However we were able to see Koalas in the Eucalyptus tree, sleeping whilst another one was quietly eating. After doing a loop walk called the Koala path , I quickly spotted a Wallaby eating food outs the trays provided by the park, who simply stared at me, the food clearly too good to give a miss. The bird life here is truly amazing and to think they are all wild. Cockatoo’s are a plenty breaking off the bark of trees & eating loads of flowers, leaves and pretty much anything else they think they can eat they will!

 

The Gippsland Water Dragon is a beautiful lizzard which we spotted sun baking on the banks of a little pond. Such a beautiful lizzard, gives our one’s back home some competition both in colour and size.

Taking a walk around various ponds not only did we hear the calls of Kookaburras along with various other bird species, we were lucky enough to keep our eyes focused on what was a stream of bubbles going around one of the ponds. Up popped a Platypus! I was delighted, despite not knowing much about these prehistoric looking creatures my instant reaction was not only to take a glimpse of this animal as he/she surfaced but to snap an image off on my camera at the same time. A success it was! To add to our growing list of spotted animals we saw two Pelicans, once again I was in absolute awe and amazement of how beautiful these birds truly are.

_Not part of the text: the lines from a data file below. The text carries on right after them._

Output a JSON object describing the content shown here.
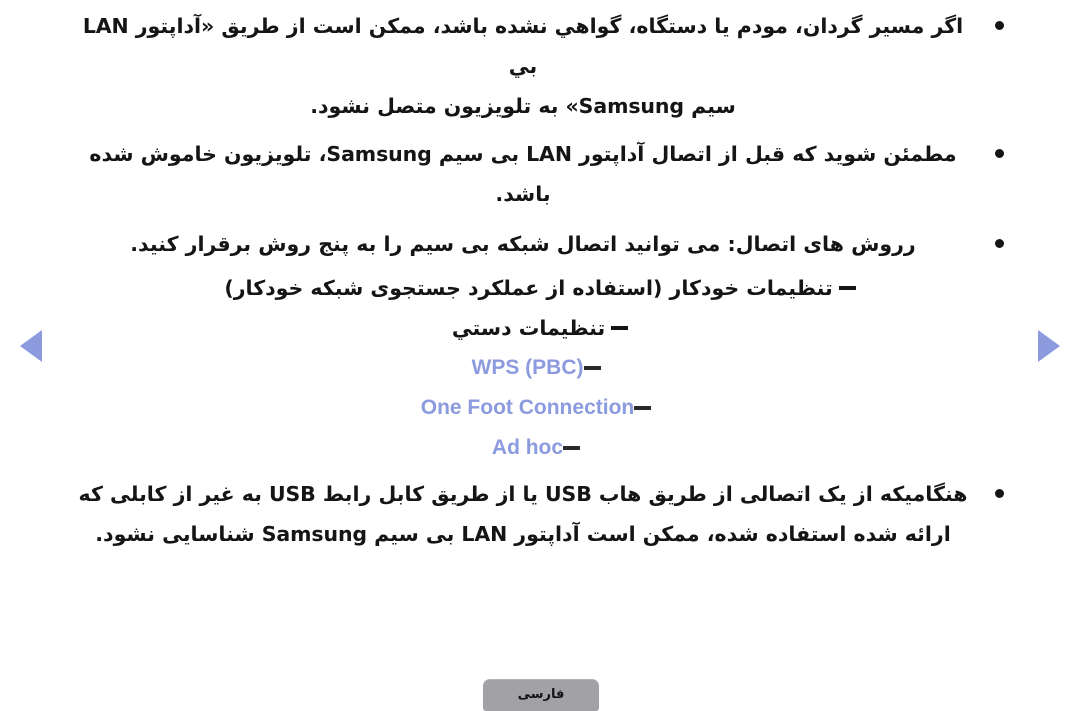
{
  "page": {
    "background_color": "#ffffff",
    "text_color": "#151515",
    "accent_color": "#8c9ade"
  },
  "nav": {
    "prev_label": "◀",
    "next_label": "▶"
  },
  "bullets": [
    {
      "id": "router-certification-note",
      "lines": [
        "اگر مسیر گردان، مودم یا دستگاه، گواهي نشده باشد، ممکن است از طریق «آداپتور LAN بي",
        "سیم Samsung» به تلویزیون متصل نشود."
      ]
    },
    {
      "id": "power-off-before-connect-note",
      "lines": [
        "مطمئن شوید که قبل از اتصال آداپتور LAN بی سیم Samsung، تلویزیون خاموش شده",
        "باشد."
      ]
    },
    {
      "id": "connection-methods-note",
      "lines": [
        "رروش های اتصال: می توانید اتصال شبکه بی سیم را به پنج روش برقرار کنید."
      ]
    },
    {
      "id": "usb-hub-note",
      "lines": [
        "هنگامیکه از یک اتصالی از طریق هاب USB یا از طریق کابل رابط USB به غیر از کابلی که",
        "ارائه شده استفاده شده، ممکن است آداپتور LAN بی سیم Samsung شناسایی نشود."
      ]
    }
  ],
  "connection_methods": [
    {
      "id": "auto-setup",
      "label": "تنظیمات خودکار (استفاده از عملکرد جستجوی شبکه خودکار)",
      "style": "rtl"
    },
    {
      "id": "manual-setup",
      "label": "تنظیمات دستي",
      "style": "rtl"
    },
    {
      "id": "wps-pbc",
      "label": "WPS (PBC)",
      "style": "latin"
    },
    {
      "id": "one-foot-connection",
      "label": "One Foot Connection",
      "style": "latin"
    },
    {
      "id": "ad-hoc",
      "label": "Ad hoc",
      "style": "latin"
    }
  ],
  "footer": {
    "language_button_label": "فارسی"
  }
}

Lunch was calling and we stopped by a shady bench which was in the echo of a valley and had our picnic which we had assembled before departing this morning. Filling our tummy’s with great food and our souls with the silence yet fullness of the nature that surrounded us I was now in heaven! Being surrounded by nature is absolute bliss for me.

Lastly while heading home we came across a Red Belly Black Snake carefully maneuvering across the busy road, trying to avoid contact with a car’s tyre, it successfully crossed the road where it disappeared into the grasses. Magnificent sight and great way to end the trip home.

I truly enjoyed wondering around, spotting and keeping an eye open for the unexpected to pop up. A day spent with nature is a day not forgotten.